Archive for May, 2010

GoogleFest, meet Prezi

May 23, 2010

I haven’t had a lot of time to blog this week, with finals, graduation, yet another graduate class, and preparing for next week’s GoogleFest.

I was asked to put together a series of hour-long sessions for this year’s end-of-year professional development days.  The sessions are Collaboration with Google Docs, Forms & Spreadsheets, Calendar & Presentations, and Google Sites.  With the help of a couple of colleagues, GoogleFest was born!

I began by planning the sessions and their descriptions, and then I recruited some help to share the workload.  I created a Google Site to house all of the resources associated with the sessions, and I tried to use as many Google tools in the creation of the resources.  Just hours before stopped accepting new URLs, I shortened the GoogleFest site to

Everything changed when I got my free Prezi account.

I had seen Prezi used once before in a presentation given by Steve Dembo, but they didn’t offer free accounts for educators at the time.  Through my work as a Discovery Education STAR, I was given a free Prezi account.  On a whim, I decided to organize a GoogleFest presentation in it.  By the end of the day, I had several of the workshops completed using Prezi.

Check out this great Prezi on Google Search Tips,  my GoogleFest Prezi, and all of the great Prezis categorized by discipline at

PS:  If you’re new to Prezi, use the arrow keys to navigate!

K-12 Computing Teachers Equity Workshop – Scholarships Available

May 12, 2010

Hosted in Partnership with the Computer Science Teachers Association (CSTA) and the Anita Borg Institute for Women and Technology (ABI), the 2010 K-12 Computing Teachers Equity Workshop will be held in Atlanta, GA on Saturday October 2, 2010.  I participated in this workshop in 2009, and I highly recommend it to any computing teacher seeking strategies, allies, and support in reaching all students.  Scholarships are available, but you must apply soon!

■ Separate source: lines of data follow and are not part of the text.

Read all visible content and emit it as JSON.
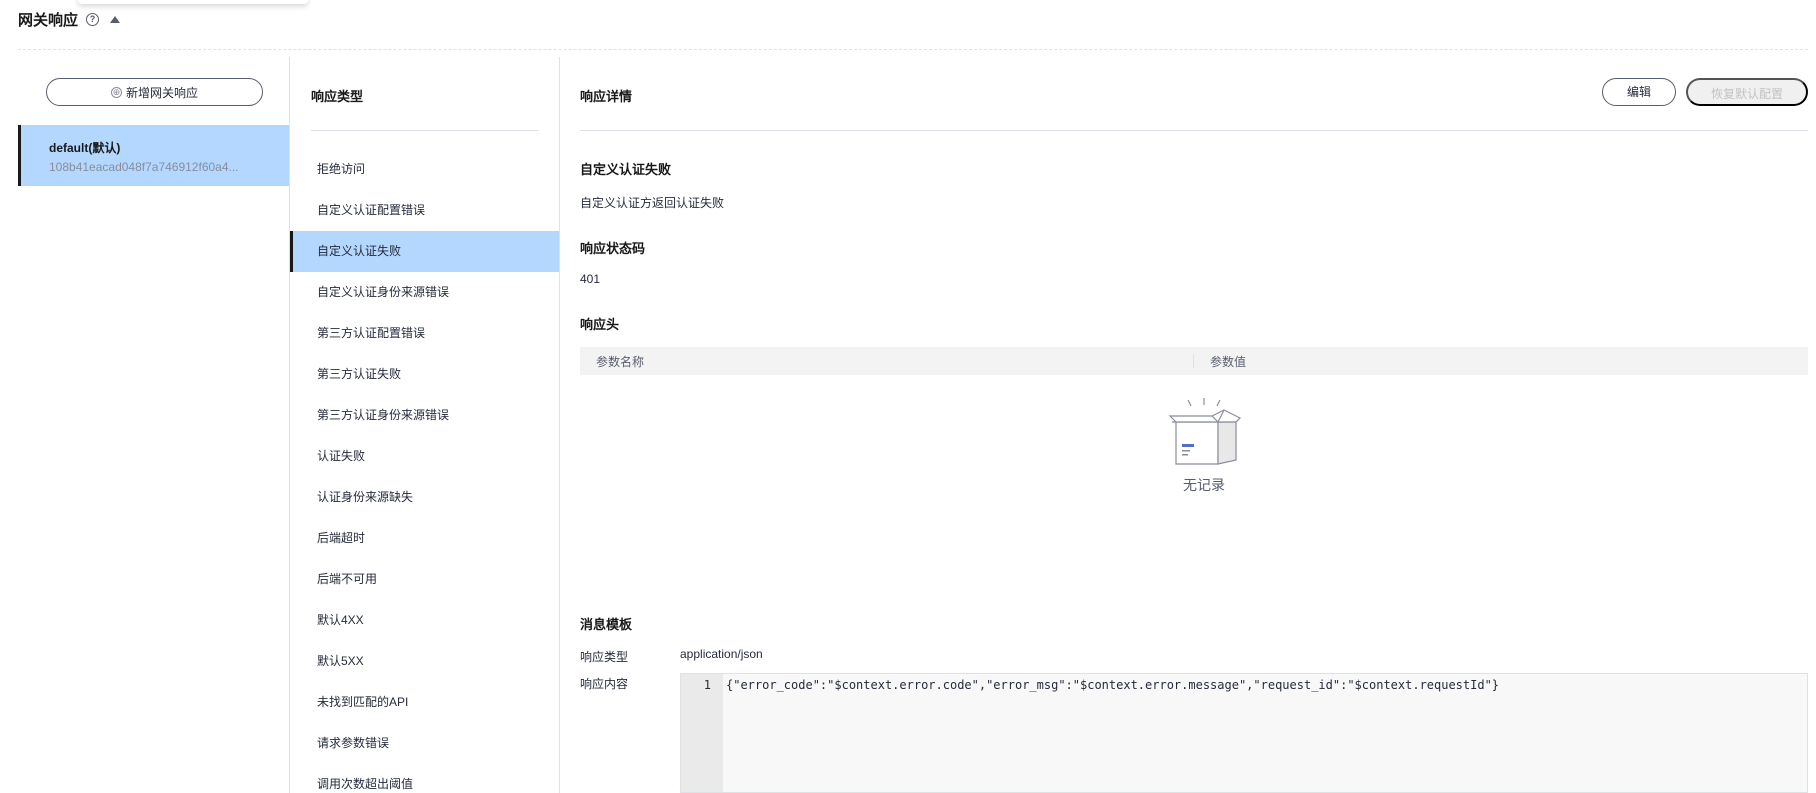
{
  "header": {
    "title": "网关响应",
    "help_icon": "?"
  },
  "left_panel": {
    "add_button_icon": "⊕",
    "add_button_label": "新增网关响应",
    "items": [
      {
        "name": "default(默认)",
        "id": "108b41eacad048f7a746912f60a4..."
      }
    ]
  },
  "middle_panel": {
    "title": "响应类型",
    "types": [
      "拒绝访问",
      "自定义认证配置错误",
      "自定义认证失败",
      "自定义认证身份来源错误",
      "第三方认证配置错误",
      "第三方认证失败",
      "第三方认证身份来源错误",
      "认证失败",
      "认证身份来源缺失",
      "后端超时",
      "后端不可用",
      "默认4XX",
      "默认5XX",
      "未找到匹配的API",
      "请求参数错误",
      "调用次数超出阈值"
    ],
    "active_index": 2
  },
  "detail": {
    "title": "响应详情",
    "edit_label": "编辑",
    "reset_label": "恢复默认配置",
    "name": "自定义认证失败",
    "description": "自定义认证方返回认证失败",
    "status_code_label": "响应状态码",
    "status_code": "401",
    "headers_label": "响应头",
    "headers_columns": [
      "参数名称",
      "参数值"
    ],
    "empty_text": "无记录",
    "template_label": "消息模板",
    "content_type_label": "响应类型",
    "content_type": "application/json",
    "content_label": "响应内容",
    "line_number": "1",
    "content": "{\"error_code\":\"$context.error.code\",\"error_msg\":\"$context.error.message\",\"request_id\":\"$context.requestId\"}"
  },
  "colors": {
    "selected_bg": "#b3d7ff",
    "divider": "#dfe1e6",
    "text": "#252b3a",
    "muted": "#8a8e99"
  }
}
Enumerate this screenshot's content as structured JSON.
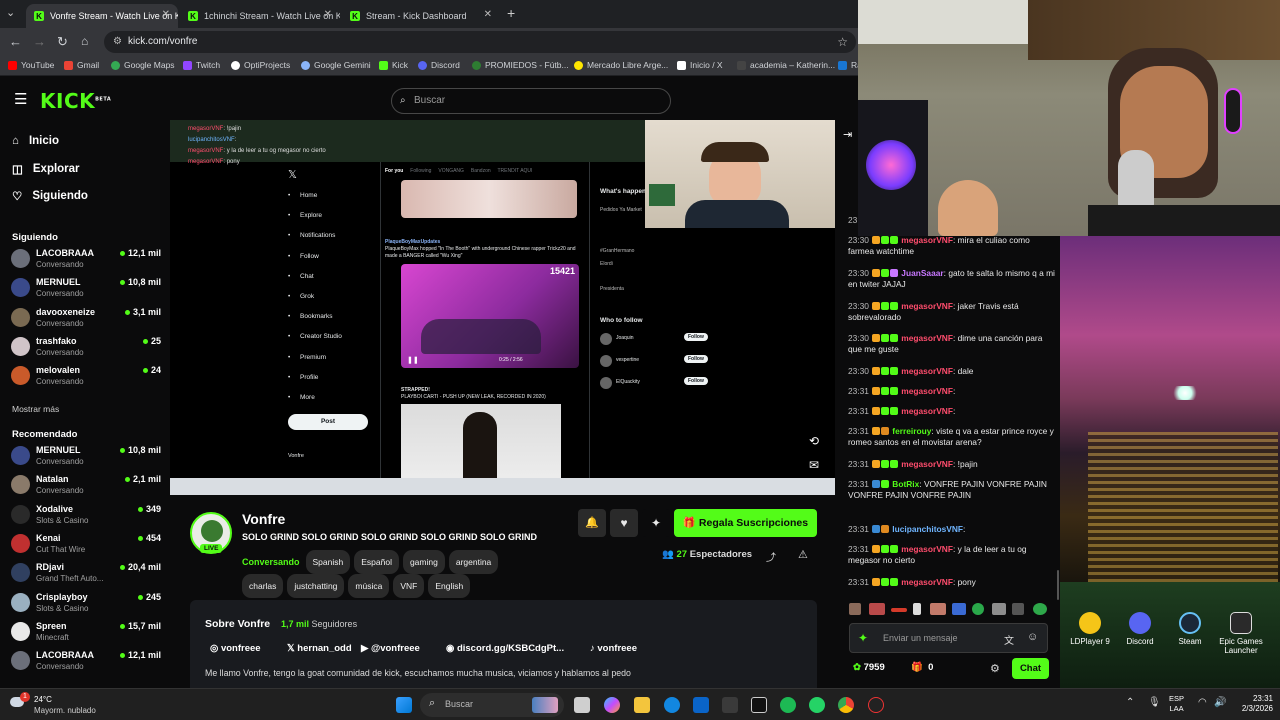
{
  "browser": {
    "tabs": [
      {
        "title": "Vonfre Stream - Watch Live on Kick",
        "active": true
      },
      {
        "title": "1chinchi Stream - Watch Live on Kick",
        "active": false
      },
      {
        "title": "Stream - Kick Dashboard",
        "active": false
      }
    ],
    "new_tab": "+",
    "url": "kick.com/vonfre",
    "bookmarks": [
      "YouTube",
      "Gmail",
      "Google Maps",
      "Twitch",
      "OptiProjects",
      "Google Gemini",
      "Kick",
      "Discord",
      "PROMIEDOS - Fútb...",
      "Mercado Libre Arge...",
      "Inicio / X",
      "academia – Katherin...",
      "Ra"
    ]
  },
  "header": {
    "logo": "KICK",
    "logo_sup": "BETA",
    "search_placeholder": "Buscar"
  },
  "sidebar": {
    "nav": [
      {
        "label": "Inicio",
        "icon": "home-icon"
      },
      {
        "label": "Explorar",
        "icon": "compass-icon"
      },
      {
        "label": "Siguiendo",
        "icon": "heart-icon"
      }
    ],
    "following_title": "Siguiendo",
    "following": [
      {
        "name": "LACOBRAAA",
        "category": "Conversando",
        "viewers": "12,1 mil",
        "color": "#6b6f7a"
      },
      {
        "name": "MERNUEL",
        "category": "Conversando",
        "viewers": "10,8 mil",
        "color": "#3a4a8a"
      },
      {
        "name": "davooxeneize",
        "category": "Conversando",
        "viewers": "3,1 mil",
        "color": "#7a6a52"
      },
      {
        "name": "trashfako",
        "category": "Conversando",
        "viewers": "25",
        "color": "#d0c4c8"
      },
      {
        "name": "melovalen",
        "category": "Conversando",
        "viewers": "24",
        "color": "#c95a2a"
      }
    ],
    "show_more": "Mostrar más",
    "recommended_title": "Recomendado",
    "recommended": [
      {
        "name": "MERNUEL",
        "category": "Conversando",
        "viewers": "10,8 mil",
        "color": "#3a4a8a"
      },
      {
        "name": "Natalan",
        "category": "Conversando",
        "viewers": "2,1 mil",
        "color": "#8a7a6a"
      },
      {
        "name": "Xodalive",
        "category": "Slots & Casino",
        "viewers": "349",
        "color": "#2a2a2a"
      },
      {
        "name": "Kenai",
        "category": "Cut That Wire",
        "viewers": "454",
        "color": "#c03030"
      },
      {
        "name": "RDjavi",
        "category": "Grand Theft Auto...",
        "viewers": "20,4 mil",
        "color": "#304060"
      },
      {
        "name": "Crisplayboy",
        "category": "Slots & Casino",
        "viewers": "245",
        "color": "#9ab0c0"
      },
      {
        "name": "Spreen",
        "category": "Minecraft",
        "viewers": "15,7 mil",
        "color": "#e8e8e8"
      },
      {
        "name": "LACOBRAAA",
        "category": "Conversando",
        "viewers": "12,1 mil",
        "color": "#6b6f7a"
      }
    ]
  },
  "stream": {
    "inner_chat": [
      {
        "user": "megasorVNF",
        "text": "!pajin"
      },
      {
        "user": "lucipanchitosVNF",
        "text": ""
      },
      {
        "user": "megasorVNF",
        "text": "y la de leer a tu og megasor no cierto"
      },
      {
        "user": "megasorVNF",
        "text": "pony"
      }
    ],
    "x_nav": [
      "Home",
      "Explore",
      "Notifications",
      "Follow",
      "Chat",
      "Grok",
      "Bookmarks",
      "Creator Studio",
      "Premium",
      "Profile",
      "More"
    ],
    "x_post_button": "Post",
    "x_tabs": [
      "For you",
      "Following",
      "VONGANG",
      "Bandzon",
      "TRENDIT AQUI"
    ],
    "x_post1_author": "PlaqueBoyMaxUpdates",
    "x_post1_text": "PlaqueBoyMax hopped \"In The Booth\" with underground Chinese rapper Trickz20 and made a BANGER called \"Wu Xing\"",
    "x_video_counter": "15421",
    "x_video_time": "0:25 / 2:56",
    "x_post2_text": "PLAYBOI CARTI - PUSH UP (NEW LEAK, RECORDED IN 2020)",
    "x_post2_author": "STRAPPED!",
    "whats_happening": "What's happening",
    "who_to_follow": "Who to follow",
    "follow_label": "Follow",
    "follow_suggestions": [
      "Joaquin",
      "vespertine",
      "ElQuackity"
    ],
    "trend_items": [
      "Pedidos Ya Market",
      "#GranHermano",
      "Elordi",
      "Presidenta"
    ],
    "profile_name": "Vonfre"
  },
  "channel": {
    "name": "Vonfre",
    "live_badge": "LIVE",
    "title": "SOLO GRIND SOLO GRIND SOLO GRIND SOLO GRIND SOLO GRIND",
    "category": "Conversando",
    "tags": [
      "Spanish",
      "Español",
      "gaming",
      "argentina",
      "charlas",
      "justchatting",
      "música",
      "VNF",
      "English"
    ],
    "subscribe_button": "Regala Suscripciones",
    "viewers_count": "27",
    "viewers_label": "Espectadores",
    "about_title": "Sobre Vonfre",
    "followers_count": "1,7 mil",
    "followers_label": "Seguidores",
    "socials": [
      {
        "icon": "instagram-icon",
        "label": "vonfreee"
      },
      {
        "icon": "x-icon",
        "label": "hernan_odd"
      },
      {
        "icon": "youtube-icon",
        "label": "@vonfreee"
      },
      {
        "icon": "discord-icon",
        "label": "discord.gg/KSBCdgPt..."
      },
      {
        "icon": "tiktok-icon",
        "label": "vonfreee"
      }
    ],
    "bio": "Me llamo Vonfre, tengo la goat comunidad de kick, escuchamos mucha musica, viciamos y hablamos al pedo"
  },
  "chat": {
    "partial_time": "23:",
    "messages": [
      {
        "time": "23:30",
        "user": "megasorVNF",
        "color": "#ff4d6d",
        "text": "mira el culiao como farmea watchtime"
      },
      {
        "time": "23:30",
        "user": "JuanSaaar",
        "color": "#c878ff",
        "text": "gato te salta lo mismo q a mi en twiter JAJAJ"
      },
      {
        "time": "23:30",
        "user": "megasorVNF",
        "color": "#ff4d6d",
        "text": "jaker Travis está sobrevalorado"
      },
      {
        "time": "23:30",
        "user": "megasorVNF",
        "color": "#ff4d6d",
        "text": "dime una canción para que me guste"
      },
      {
        "time": "23:30",
        "user": "megasorVNF",
        "color": "#ff4d6d",
        "text": "dale"
      },
      {
        "time": "23:31",
        "user": "megasorVNF",
        "color": "#ff4d6d",
        "text": ""
      },
      {
        "time": "23:31",
        "user": "megasorVNF",
        "color": "#ff4d6d",
        "text": ""
      },
      {
        "time": "23:31",
        "user": "ferreirouy",
        "color": "#53fc18",
        "text": "viste q va a estar prince royce y romeo santos en el movistar arena?"
      },
      {
        "time": "23:31",
        "user": "megasorVNF",
        "color": "#ff4d6d",
        "text": "!pajin"
      },
      {
        "time": "23:31",
        "user": "BotRix",
        "color": "#53fc18",
        "text": "VONFRE PAJIN VONFRE PAJIN VONFRE PAJIN VONFRE PAJIN"
      },
      {
        "time": "23:31",
        "user": "lucipanchitosVNF",
        "color": "#6fb5ff",
        "text": ""
      },
      {
        "time": "23:31",
        "user": "megasorVNF",
        "color": "#ff4d6d",
        "text": "y la de leer a tu og megasor no cierto"
      },
      {
        "time": "23:31",
        "user": "megasorVNF",
        "color": "#ff4d6d",
        "text": "pony"
      }
    ],
    "input_placeholder": "Enviar un mensaje",
    "points": "7959",
    "gifts": "0",
    "send_button": "Chat"
  },
  "desktop": {
    "icons": [
      "LDPlayer 9",
      "Discord",
      "Steam",
      "Epic Games Launcher"
    ]
  },
  "taskbar": {
    "weather_temp": "24°C",
    "weather_desc": "Mayorm. nublado",
    "weather_badge": "1",
    "search_placeholder": "Buscar",
    "lang": "ESP",
    "lang_sub": "LAA",
    "time": "23:31",
    "date": "2/3/2026"
  }
}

This workshop will convene K-12 computer science teachers who work with under-represented populations of students at the Grace Hopper Celebration to:

  • Instigate a discussion of equity and computer science curriculum;
  • Create knowledge sharing opportunities on concrete solutions grounded in teachers’ articulated, specific needs;
  • Disseminate these solutions to a broad audience of teachers, STEM practitioners, and interested stakeholders via workshop, Town Hall meeting and discussion of a newly released white paper; and
  • Evaluate the effectiveness of these solutions in classrooms that serve under-represented student populations.

For complete details, check out the full workshop agendaScholarships are available which cover travel, lodging, and registration costs for this workshop and the Grace Hopper Celebration.  The deadline to apply is May 24, 2010.

Scholarships Still Available for the K-12 Computing Teachers Equity Workshop

Surely You’re Joking, Mister Teacher

May 11, 2010

As I was parsing articles in Google Reader, I came across an article on the Learn Me Good blog titled, “Top 10 ways to close out the school year.” At first glance, I was appalled by what I saw. Napping contests? Surely you’re joking, Mister Teacher.

One of the ways I have decided to close out this year is to give students an opportunity to flex their creative muscles with Glogster.  Because I teach Computer Science, my bonus assignment asks the students to research famous computer scientists.  You might have them research people, places, current events, or other topics in your field.  The sky is the limit.

Glogster is a wonderful web-based interactive poster creation tool.  Far beyond PowerPoint, students can embed photos, videos, music, links, and text in a rich web-based environment.  When done properly, Glogs can be captivating for viewers.  Check out this student-produced work on the Grapes of Wrath or this Glog about Glogs (a meta-Glog?).

Educators can register up to 100 student accounts for free — no student email addresses required — at Glogster’s education site: